Assignment —
Each line below has to be output exactly, from first to last.

Dataset rows for apps and sites:
------------------------------------------------
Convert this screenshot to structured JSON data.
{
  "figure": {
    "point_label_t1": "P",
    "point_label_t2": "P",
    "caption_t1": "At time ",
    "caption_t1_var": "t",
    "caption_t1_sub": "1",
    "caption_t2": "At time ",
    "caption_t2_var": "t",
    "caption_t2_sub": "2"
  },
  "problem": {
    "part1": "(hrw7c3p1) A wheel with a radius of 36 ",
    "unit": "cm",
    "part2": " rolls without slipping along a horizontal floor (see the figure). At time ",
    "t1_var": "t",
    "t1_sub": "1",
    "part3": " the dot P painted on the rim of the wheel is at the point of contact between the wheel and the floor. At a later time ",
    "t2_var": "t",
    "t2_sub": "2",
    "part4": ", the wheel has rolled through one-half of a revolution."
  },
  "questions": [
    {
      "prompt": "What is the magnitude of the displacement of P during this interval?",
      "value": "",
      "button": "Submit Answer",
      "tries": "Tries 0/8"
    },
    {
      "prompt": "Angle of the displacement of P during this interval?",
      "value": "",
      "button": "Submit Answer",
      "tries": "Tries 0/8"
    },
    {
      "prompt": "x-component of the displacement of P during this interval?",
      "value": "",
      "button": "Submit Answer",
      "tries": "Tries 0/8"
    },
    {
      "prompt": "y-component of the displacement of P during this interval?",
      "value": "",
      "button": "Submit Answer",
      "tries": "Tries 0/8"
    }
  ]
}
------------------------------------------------
Solution to this problem —
Convert this screenshot to structured JSON data.
{
  "figure": {
    "point_label_t1": "P",
    "point_label_t2": "P",
    "caption_t1": "At time ",
    "caption_t1_var": "t",
    "caption_t1_sub": "1",
    "caption_t2": "At time ",
    "caption_t2_var": "t",
    "caption_t2_sub": "2"
  },
  "problem": {
    "part1": "(hrw7c3p1) A wheel with a radius of 36 ",
    "unit": "cm",
    "part2": " rolls without slipping along a horizontal floor (see the figure). At time ",
    "t1_var": "t",
    "t1_sub": "1",
    "part3": " the dot P painted on the rim of the wheel is at the point of contact between the wheel and the floor. At a later time ",
    "t2_var": "t",
    "t2_sub": "2",
    "part4": ", the wheel has rolled through one-half of a revolution."
  },
  "questions": [
    {
      "prompt": "What is the magnitude of the displacement of P during this interval?",
      "value": "",
      "button": "Submit Answer",
      "tries": "Tries 0/8"
    },
    {
      "prompt": "Angle of the displacement of P during this interval?",
      "value": "",
      "button": "Submit Answer",
      "tries": "Tries 0/8"
    },
    {
      "prompt": "x-component of the displacement of P during this interval?",
      "value": "",
      "button": "Submit Answer",
      "tries": "Tries 0/8"
    },
    {
      "prompt": "y-component of the displacement of P during this interval?",
      "value": "",
      "button": "Submit Answer",
      "tries": "Tries 0/8"
    }
  ]
}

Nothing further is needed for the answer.